> **DIRECTIONS**: Search the listing for the word "accent" and copy every line where it turns up.

> **GIVEN ENTRIES**:
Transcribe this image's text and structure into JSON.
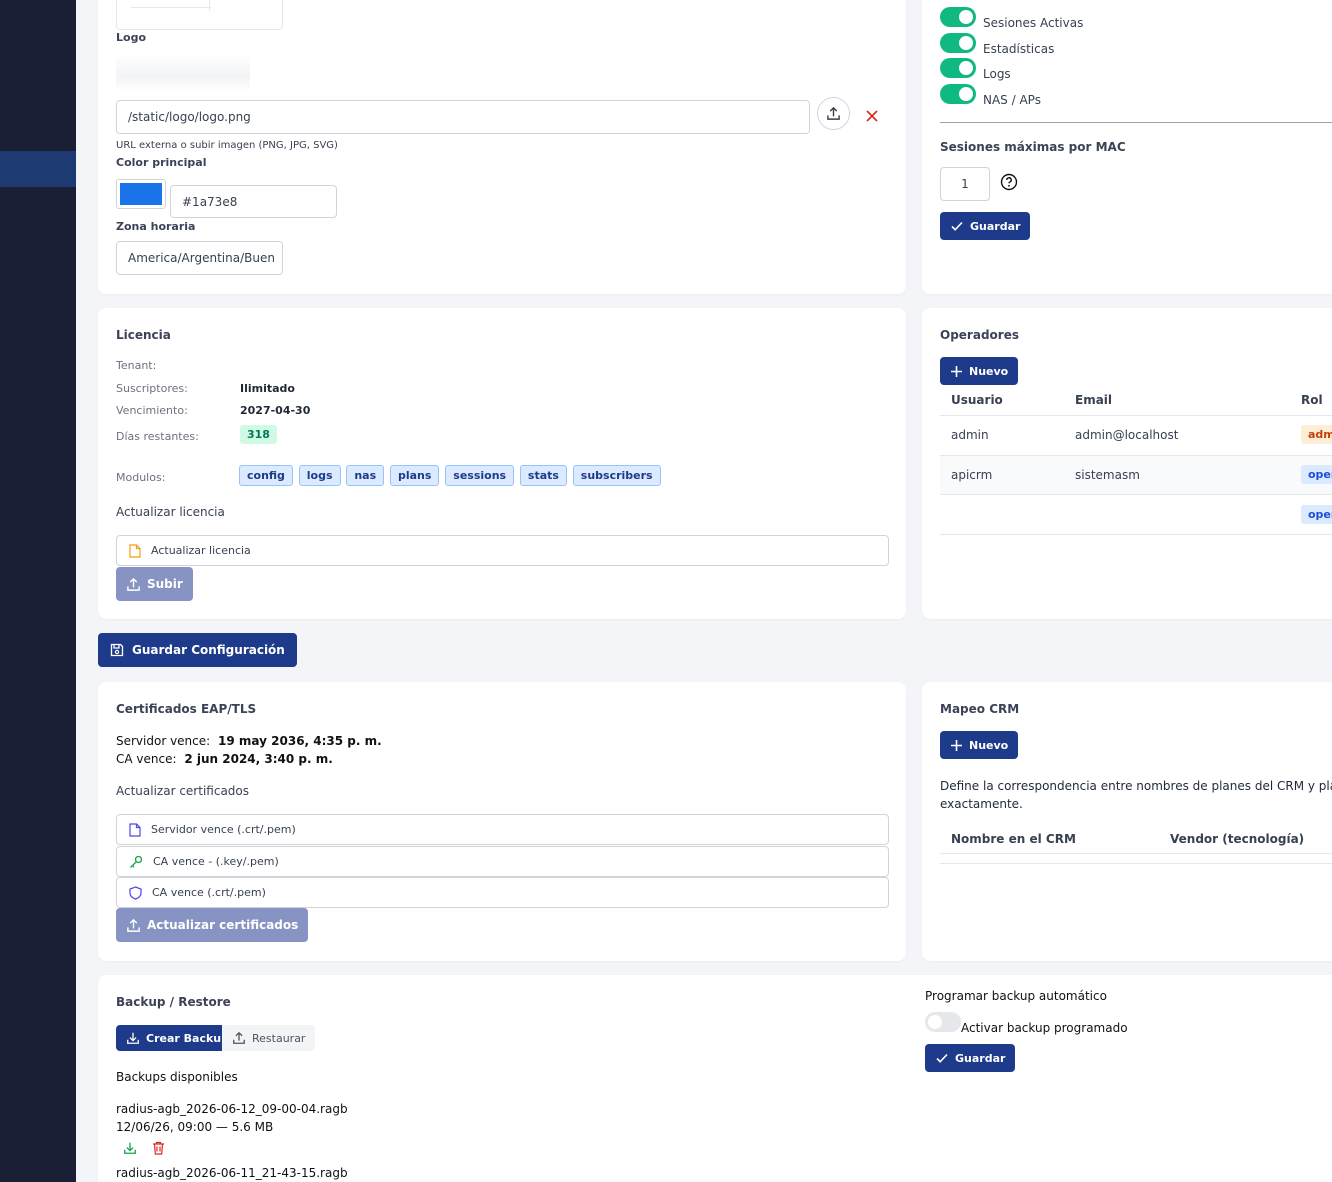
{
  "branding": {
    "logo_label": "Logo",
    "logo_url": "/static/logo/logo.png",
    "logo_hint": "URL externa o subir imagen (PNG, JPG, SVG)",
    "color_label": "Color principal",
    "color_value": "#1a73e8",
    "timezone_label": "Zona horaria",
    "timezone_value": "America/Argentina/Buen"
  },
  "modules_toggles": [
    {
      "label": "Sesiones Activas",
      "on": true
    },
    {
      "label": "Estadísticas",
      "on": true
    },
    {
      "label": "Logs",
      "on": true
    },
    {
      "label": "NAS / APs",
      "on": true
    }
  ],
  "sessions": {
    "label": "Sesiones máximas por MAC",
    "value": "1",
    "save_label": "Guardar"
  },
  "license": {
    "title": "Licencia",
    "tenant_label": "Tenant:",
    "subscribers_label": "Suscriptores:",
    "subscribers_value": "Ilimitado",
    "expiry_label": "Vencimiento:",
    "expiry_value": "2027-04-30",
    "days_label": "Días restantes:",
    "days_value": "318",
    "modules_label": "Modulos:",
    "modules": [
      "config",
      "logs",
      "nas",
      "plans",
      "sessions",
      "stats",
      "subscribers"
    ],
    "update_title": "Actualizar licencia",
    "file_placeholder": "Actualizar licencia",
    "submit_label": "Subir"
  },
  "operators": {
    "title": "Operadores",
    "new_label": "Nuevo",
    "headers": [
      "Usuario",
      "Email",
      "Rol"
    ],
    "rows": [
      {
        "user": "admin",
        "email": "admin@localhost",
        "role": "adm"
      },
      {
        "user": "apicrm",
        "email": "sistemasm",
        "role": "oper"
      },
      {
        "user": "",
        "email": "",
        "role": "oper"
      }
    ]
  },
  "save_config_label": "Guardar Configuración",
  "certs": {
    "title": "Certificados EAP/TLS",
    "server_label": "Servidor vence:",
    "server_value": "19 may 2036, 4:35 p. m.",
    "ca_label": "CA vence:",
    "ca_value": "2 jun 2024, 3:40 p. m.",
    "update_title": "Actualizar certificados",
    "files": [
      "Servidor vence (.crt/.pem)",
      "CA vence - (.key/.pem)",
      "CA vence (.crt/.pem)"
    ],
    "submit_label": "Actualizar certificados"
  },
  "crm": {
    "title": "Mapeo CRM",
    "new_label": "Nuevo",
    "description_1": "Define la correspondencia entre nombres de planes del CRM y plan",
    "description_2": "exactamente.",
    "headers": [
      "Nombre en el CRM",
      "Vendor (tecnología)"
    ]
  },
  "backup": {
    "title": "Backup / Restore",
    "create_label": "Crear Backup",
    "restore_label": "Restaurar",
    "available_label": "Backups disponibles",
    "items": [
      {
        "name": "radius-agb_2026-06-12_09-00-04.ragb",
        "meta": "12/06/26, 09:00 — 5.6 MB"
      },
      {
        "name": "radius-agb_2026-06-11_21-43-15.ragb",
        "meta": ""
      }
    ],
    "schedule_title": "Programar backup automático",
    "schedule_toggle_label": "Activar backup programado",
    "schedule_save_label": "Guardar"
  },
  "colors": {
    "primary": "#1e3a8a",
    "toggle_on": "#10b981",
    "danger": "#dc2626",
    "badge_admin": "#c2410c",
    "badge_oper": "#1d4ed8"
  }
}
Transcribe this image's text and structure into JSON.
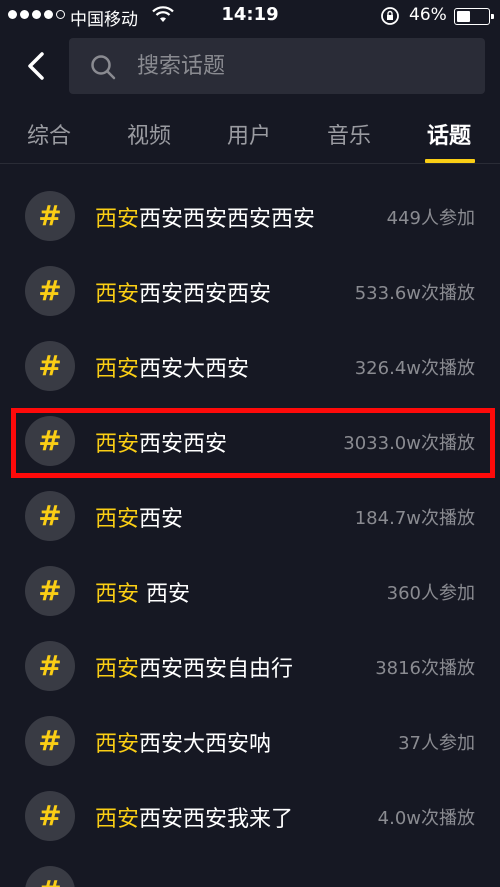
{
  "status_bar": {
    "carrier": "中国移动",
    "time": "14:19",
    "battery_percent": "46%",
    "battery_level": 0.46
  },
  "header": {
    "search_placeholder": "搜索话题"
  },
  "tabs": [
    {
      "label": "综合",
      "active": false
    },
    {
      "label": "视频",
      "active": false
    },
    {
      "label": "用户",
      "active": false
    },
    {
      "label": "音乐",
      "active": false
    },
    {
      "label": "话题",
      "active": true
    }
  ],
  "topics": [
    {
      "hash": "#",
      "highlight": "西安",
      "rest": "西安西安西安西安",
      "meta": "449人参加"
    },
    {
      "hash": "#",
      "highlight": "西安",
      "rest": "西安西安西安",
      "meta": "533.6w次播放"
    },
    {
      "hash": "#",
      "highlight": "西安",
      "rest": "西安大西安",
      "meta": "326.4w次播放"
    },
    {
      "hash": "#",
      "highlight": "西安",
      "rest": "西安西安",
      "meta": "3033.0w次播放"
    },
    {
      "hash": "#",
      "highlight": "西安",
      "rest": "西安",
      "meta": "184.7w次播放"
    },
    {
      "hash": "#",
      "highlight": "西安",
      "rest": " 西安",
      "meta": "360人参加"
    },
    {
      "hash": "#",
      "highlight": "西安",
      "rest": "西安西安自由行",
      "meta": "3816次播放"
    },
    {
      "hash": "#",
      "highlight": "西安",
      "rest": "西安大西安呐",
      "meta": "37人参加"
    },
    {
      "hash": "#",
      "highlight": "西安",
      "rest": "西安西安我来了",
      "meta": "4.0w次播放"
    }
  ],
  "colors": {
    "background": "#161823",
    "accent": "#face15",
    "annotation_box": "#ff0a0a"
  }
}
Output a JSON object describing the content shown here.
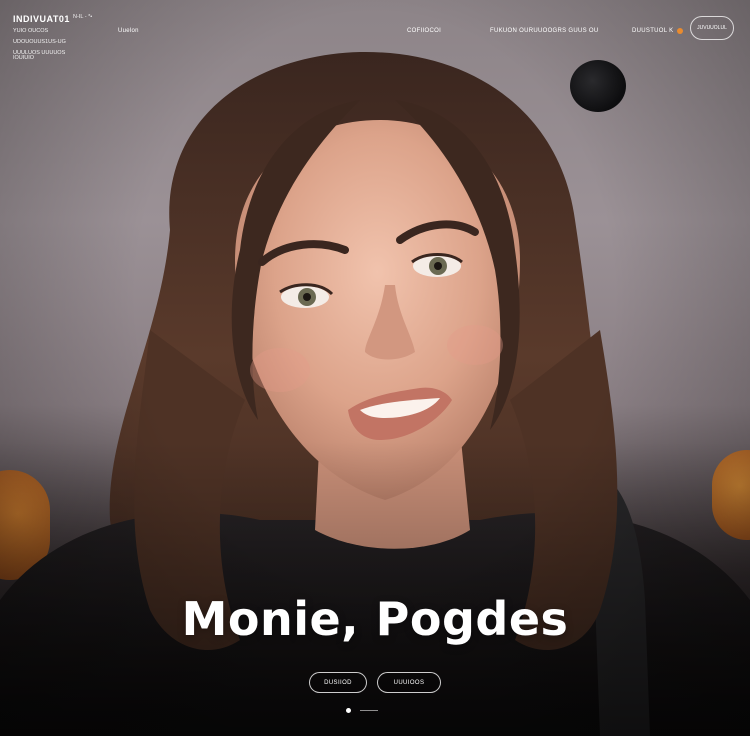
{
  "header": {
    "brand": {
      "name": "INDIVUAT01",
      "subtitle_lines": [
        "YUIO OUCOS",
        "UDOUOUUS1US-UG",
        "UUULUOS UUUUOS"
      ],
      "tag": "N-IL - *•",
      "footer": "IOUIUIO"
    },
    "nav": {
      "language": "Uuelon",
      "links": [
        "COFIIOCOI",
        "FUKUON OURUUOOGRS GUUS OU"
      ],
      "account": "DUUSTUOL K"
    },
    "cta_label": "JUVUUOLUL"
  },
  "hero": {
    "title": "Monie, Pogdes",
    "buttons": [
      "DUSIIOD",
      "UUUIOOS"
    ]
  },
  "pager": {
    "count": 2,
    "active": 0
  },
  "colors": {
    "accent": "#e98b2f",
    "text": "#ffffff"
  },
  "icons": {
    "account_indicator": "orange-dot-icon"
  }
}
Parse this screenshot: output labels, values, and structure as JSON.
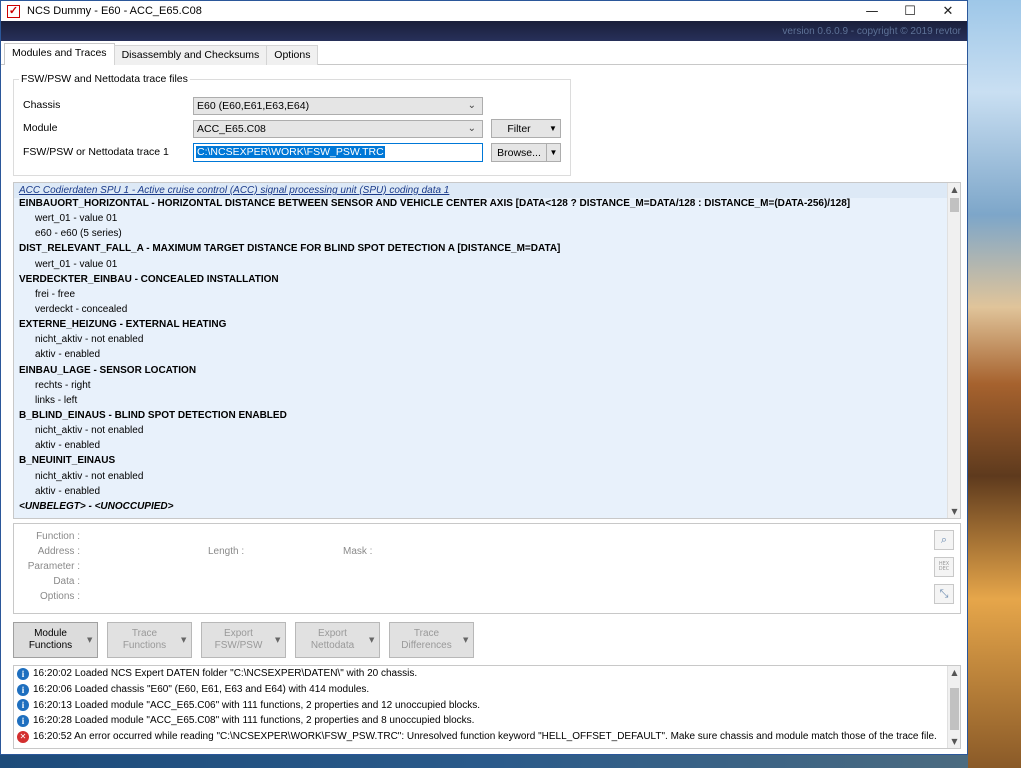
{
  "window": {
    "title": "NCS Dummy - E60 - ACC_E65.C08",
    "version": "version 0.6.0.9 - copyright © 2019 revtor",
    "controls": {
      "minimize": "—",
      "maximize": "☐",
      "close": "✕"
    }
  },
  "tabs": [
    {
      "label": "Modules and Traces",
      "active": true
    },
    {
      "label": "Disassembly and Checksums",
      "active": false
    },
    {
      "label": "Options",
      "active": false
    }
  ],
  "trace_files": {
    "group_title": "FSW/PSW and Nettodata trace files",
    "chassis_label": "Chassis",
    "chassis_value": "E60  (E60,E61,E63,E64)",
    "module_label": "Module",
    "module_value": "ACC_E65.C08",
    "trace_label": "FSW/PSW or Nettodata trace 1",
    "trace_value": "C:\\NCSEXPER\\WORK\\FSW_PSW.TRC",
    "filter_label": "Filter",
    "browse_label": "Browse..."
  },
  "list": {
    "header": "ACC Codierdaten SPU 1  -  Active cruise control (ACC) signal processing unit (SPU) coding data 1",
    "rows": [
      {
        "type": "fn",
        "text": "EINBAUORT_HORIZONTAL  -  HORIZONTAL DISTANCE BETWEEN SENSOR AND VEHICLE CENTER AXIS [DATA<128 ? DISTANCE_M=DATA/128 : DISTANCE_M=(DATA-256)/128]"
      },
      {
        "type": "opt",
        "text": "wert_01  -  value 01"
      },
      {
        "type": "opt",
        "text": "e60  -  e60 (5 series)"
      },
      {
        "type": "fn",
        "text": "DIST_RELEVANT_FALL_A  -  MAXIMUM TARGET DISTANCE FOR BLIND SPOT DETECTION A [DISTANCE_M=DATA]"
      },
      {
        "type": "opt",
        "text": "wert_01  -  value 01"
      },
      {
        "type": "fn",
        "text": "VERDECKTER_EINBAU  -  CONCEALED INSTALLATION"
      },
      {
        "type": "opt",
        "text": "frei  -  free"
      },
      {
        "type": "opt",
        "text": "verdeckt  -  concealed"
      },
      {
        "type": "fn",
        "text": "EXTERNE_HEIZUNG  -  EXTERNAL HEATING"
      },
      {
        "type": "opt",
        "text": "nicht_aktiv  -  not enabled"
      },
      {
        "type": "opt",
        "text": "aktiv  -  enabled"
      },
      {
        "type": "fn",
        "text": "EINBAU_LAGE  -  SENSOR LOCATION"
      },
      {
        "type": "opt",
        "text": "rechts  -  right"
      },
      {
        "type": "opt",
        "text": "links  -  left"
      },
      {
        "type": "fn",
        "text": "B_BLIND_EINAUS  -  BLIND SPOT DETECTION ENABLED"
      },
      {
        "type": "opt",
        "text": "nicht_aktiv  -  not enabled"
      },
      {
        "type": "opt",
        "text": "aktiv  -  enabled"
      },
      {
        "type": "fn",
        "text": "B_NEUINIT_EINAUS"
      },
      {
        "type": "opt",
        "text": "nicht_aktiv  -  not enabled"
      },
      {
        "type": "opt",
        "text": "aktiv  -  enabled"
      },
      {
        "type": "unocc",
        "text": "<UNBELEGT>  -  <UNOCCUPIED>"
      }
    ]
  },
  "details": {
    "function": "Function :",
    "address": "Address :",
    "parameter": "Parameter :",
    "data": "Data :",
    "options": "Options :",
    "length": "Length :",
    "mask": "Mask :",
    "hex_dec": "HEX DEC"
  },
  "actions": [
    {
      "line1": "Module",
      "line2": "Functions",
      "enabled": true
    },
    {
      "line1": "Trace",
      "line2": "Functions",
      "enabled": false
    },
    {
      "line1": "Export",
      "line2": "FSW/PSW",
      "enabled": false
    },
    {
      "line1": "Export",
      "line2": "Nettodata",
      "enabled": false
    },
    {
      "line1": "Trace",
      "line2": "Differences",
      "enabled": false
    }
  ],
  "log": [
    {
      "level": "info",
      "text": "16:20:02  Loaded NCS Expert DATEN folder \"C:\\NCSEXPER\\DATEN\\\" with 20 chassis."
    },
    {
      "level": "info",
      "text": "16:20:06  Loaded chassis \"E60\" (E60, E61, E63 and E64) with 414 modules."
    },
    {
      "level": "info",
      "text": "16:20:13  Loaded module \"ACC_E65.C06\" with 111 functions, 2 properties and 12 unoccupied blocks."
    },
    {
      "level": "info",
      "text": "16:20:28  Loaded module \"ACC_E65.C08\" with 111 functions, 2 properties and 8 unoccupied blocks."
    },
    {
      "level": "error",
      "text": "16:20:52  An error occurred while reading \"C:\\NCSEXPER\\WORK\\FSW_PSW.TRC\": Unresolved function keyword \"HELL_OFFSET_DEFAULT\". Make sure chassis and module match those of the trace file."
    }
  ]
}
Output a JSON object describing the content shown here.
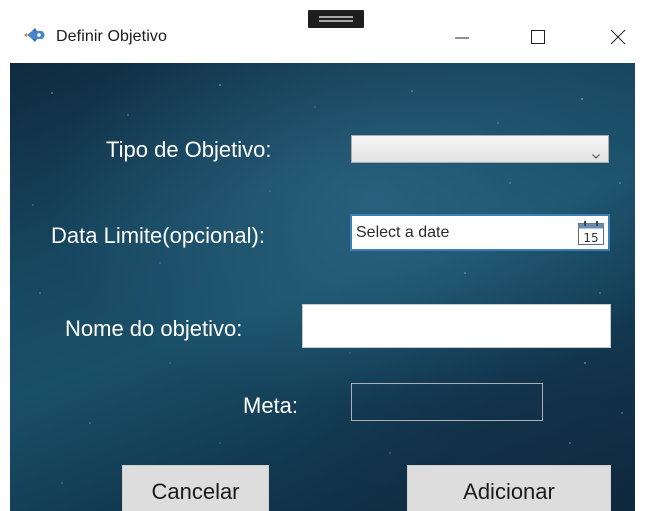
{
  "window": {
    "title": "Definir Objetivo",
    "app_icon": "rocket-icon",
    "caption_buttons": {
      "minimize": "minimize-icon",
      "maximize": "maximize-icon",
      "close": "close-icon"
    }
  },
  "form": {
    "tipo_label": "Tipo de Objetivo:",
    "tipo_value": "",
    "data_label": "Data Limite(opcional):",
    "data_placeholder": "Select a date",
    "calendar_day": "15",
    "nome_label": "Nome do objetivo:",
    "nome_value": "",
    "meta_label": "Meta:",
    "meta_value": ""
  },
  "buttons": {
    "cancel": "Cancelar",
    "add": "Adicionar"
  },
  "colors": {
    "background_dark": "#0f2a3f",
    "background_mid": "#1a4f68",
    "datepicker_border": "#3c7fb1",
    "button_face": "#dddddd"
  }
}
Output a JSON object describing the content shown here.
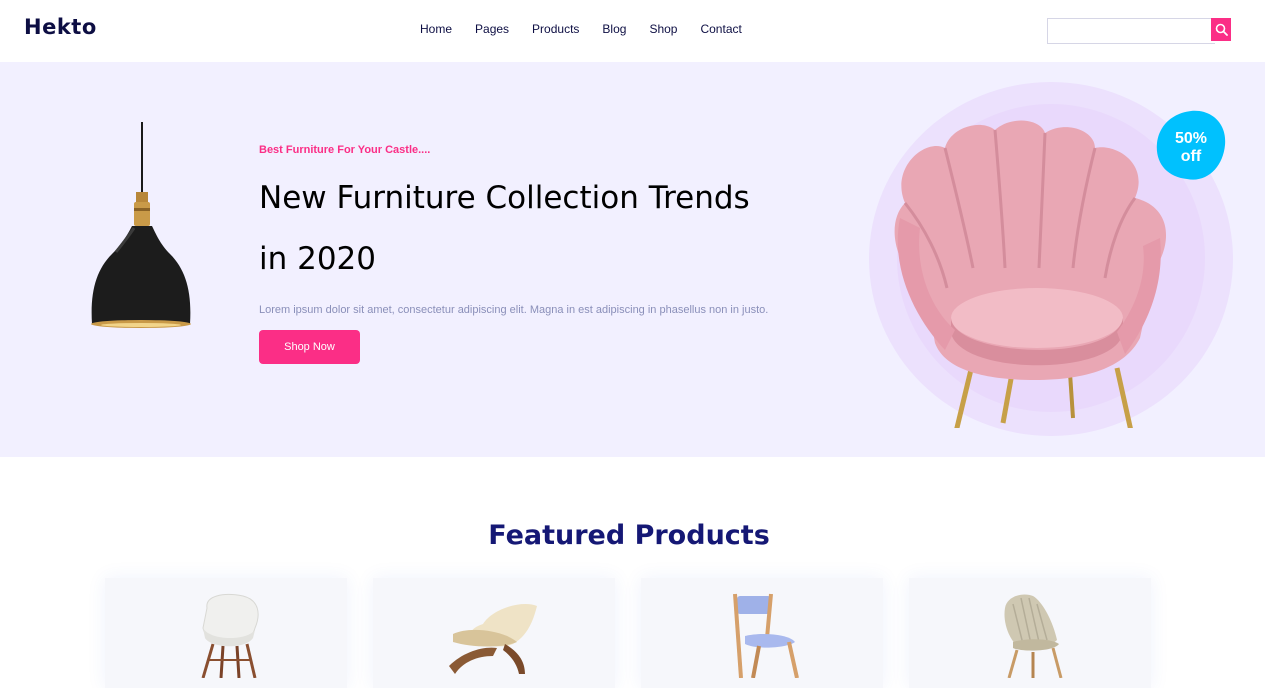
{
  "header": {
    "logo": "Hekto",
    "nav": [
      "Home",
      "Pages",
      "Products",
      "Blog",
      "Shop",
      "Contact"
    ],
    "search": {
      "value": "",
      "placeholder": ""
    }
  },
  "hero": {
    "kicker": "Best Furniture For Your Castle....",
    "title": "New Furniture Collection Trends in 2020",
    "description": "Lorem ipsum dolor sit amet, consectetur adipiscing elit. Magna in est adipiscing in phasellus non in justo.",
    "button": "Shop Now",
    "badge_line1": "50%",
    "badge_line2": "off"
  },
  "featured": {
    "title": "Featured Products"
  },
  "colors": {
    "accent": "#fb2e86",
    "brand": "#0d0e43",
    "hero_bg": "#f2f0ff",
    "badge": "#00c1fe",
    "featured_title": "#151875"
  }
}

> **YOUR SOLUTION**:
    "accent": "#face15",
    "accent": "#e98b2f",
    "accent": "#fb2e86",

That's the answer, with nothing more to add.